Former Fairchild Aircraft factory worker John Young's 100th birthday was approaching, and he had one wish: to fly.
Young spent more than 20 years on the assembly line in the Fairchild Aircraft factory in Hagerstown, Maryland. “I was laid off about three times,” Young said. “But I still went back because I loved airplanes.”
“It was an opportunity we had to take,” Rosenthal said. “Charlie and I are both civic minded in doing good deeds.”
The two pilots planned to fly the club’s Cessna 182 to Hagerstown and suggested the birthday celebration be held in the fall to get ahead of winter weather.
The Hagerstown Aviation Museum now occupies the historic 1943 Flight Test Hangar at the former Fairchild plant. A call to Austin Colby, a museum board member, and a full-fledged party plan took shape, including a factory tour and a lunch of hamburgers, hot dogs, baked beans, and ambrosia—the retired airplane builder's favorites—provided by Experimental Aircraft Association Chapter 36.
Young's November 3 visit to the former factory marked the first time in decades he had been in the cavernous buildings, where aircraft building ceased when the plant closed in the early 1980s.
A vision impairment dating to childhood prevented Young from serving in World War II, so he began working in factories. His first job was for Victor Products making refrigeration units, later joining Fairchild sometime in the mid- to late-1940s when the Fairchild C–82 Packet cargo airplane was being produced.
Only 223 of the little-known twin-engine, twin-boom airplanes were built. It’s notable because it was the first cargo airplane to feature rear clamshell doors that made loading vehicles, equipment, or troops easier and more efficient. Its successor, the Fairchild C–119 Flying Boxcar, was used extensively during the wars in Korea and Vietnam. Between 1949 and 1955, more than 1,100 rolled out of the factory in Hagerstown.
Young did general assembly work, including riveting and building C–119 wings. “I also worked on the tail a little bit, and alternated on jobs,” he said. “The job was wonderful.”
Touring the empty former factory on a golf cart, he said he didn’t realize how high the ceilings were. “God they had marvelous crane work. It was a beautiful place to work. I enjoyed my work so much. I miss it.”
The tour included a look at the museum's collection, including the last flyable C–82, a C–119, and a C–123 Provider parked outside the historic “Dome Hangar" built in 1943—completely out of wood because all the steel was being used to support the war effort. In another massive hangar, the museum has a 1919 Bellanca CE, the first aircraft built in Hagerstown. The collection also includes three Fairchild PT–19s used to train pilots in World War II and a PT–26, which is a PT–19 variant with a canopy used by the Royal Canadian Air Force. There hangar also houses a military ambulance and a Sherman tank.

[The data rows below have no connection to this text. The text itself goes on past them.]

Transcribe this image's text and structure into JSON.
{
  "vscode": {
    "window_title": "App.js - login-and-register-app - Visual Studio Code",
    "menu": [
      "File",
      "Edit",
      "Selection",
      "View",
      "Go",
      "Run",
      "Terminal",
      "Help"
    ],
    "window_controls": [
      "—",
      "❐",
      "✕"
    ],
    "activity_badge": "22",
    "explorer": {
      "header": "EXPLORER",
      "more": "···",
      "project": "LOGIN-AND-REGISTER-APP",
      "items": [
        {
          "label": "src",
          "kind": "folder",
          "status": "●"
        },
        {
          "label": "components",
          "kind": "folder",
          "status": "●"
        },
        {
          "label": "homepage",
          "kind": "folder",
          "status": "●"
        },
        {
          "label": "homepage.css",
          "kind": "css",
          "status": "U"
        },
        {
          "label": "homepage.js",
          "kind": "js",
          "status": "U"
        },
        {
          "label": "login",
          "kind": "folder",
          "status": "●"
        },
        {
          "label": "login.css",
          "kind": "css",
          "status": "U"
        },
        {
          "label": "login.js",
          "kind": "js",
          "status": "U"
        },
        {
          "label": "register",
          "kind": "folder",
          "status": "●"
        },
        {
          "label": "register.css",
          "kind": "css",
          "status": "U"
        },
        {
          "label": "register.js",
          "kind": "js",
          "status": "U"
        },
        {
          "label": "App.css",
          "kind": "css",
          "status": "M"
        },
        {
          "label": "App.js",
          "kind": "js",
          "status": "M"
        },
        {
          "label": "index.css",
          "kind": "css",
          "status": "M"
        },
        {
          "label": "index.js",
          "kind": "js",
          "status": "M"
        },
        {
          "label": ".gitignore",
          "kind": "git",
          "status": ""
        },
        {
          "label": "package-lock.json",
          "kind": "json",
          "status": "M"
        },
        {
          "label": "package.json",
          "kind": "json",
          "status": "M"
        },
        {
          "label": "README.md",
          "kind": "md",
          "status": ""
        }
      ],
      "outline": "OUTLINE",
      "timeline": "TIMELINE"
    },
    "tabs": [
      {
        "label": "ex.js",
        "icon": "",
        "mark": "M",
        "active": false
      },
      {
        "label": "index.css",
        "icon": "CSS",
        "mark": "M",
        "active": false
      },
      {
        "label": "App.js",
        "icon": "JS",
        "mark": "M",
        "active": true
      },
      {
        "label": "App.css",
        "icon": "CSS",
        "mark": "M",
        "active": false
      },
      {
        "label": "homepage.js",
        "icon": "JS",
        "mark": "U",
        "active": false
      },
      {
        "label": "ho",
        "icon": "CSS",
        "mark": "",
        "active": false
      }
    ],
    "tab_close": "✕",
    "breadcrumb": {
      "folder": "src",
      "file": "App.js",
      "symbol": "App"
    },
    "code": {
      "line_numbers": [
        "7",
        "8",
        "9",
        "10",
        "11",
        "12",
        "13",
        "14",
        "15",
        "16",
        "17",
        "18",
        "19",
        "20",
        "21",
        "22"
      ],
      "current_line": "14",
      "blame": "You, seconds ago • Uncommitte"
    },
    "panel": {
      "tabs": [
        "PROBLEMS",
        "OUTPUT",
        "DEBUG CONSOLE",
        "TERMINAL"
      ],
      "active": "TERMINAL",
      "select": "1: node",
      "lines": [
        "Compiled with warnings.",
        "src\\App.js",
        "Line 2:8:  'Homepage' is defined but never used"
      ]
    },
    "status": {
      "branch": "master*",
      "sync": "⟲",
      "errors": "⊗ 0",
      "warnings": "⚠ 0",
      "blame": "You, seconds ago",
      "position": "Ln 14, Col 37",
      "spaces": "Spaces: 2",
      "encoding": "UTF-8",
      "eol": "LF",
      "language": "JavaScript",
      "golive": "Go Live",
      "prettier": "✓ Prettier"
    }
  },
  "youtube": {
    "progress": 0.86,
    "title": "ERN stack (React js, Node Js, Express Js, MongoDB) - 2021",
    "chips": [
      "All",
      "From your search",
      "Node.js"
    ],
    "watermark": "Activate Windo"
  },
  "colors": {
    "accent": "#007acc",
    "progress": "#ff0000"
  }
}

Before the factory tour, Rosenthal took Young; Young's son, Rick; and Harman for a flight. Rosenthal is a CFI, so the guest of honor flew in the left seat. (It took a team effort to get him settled in.)
Rosenthal fired up the engine and taxied from the museum ramp to Runway 27 at Hagerstown Regional Airport/Richard A. Henson Field. He advanced the throttle and eased the airplane gently into a crisp, clear fall sky for a 30-minute flight.
“We flew by the Fairchild plant so John could see that,” Rosenthal said. “I think everyone on board enjoyed it and it was a real thrill for him.”
Young confirmed he had thoroughly enjoyed the entire experience: “Did I? You did great. That plane ride was worth it. And bringing my son along with me, Ricky. The ride was marvelous.”
More gifts followed, including an honorary AOPA membership. Young had flown years ago with friends, but this was Harman's first flight in a general aviation aircraft. Seeing the factory from the air made an impression: “It was a lot bigger than I thought. It’s kind of overwhelming when you take it all in,” she said. “And then you think about all the people that worked there and what they did. It’s awesome.”
Her favorite part of the day was when they were in the air “hearing John say how nice it was and seeing him smile.”
“The best thing for me was seeing John after the flight and hearing him talk about how much he enjoyed it.”
This was also a special mission for Mayer: “The last time I saw my grandfather was on a flight like this,” he said. “I flew up to New Hampshire and flew around with him. He passed away a few months later.”
Mayer knows firsthand the difference good staff and nurses can make when they go above and beyond their regular duties, having family of his own in such care.
“Charlie and I are just happy that we were able to make this happen,” Rosenthal said. “We just hope that when we’re turning 100, someone will do this for us.”
Harman said the plan succeeded beyond her ambition.
“It turned into something a lot bigger than I had anticipated,” she said. “I’m just very happy for John and I’m very thankful for everyone for putting it all together.”
“This is why I go into nursing,” she added. “It’s been rough the last almost three years because of Covid, but these are the moments that make it worth it.”
The memories of that crisp autumn day at the former Fairchild factory will be a blessing to those left behind after Young died on November 29 at the age of 99.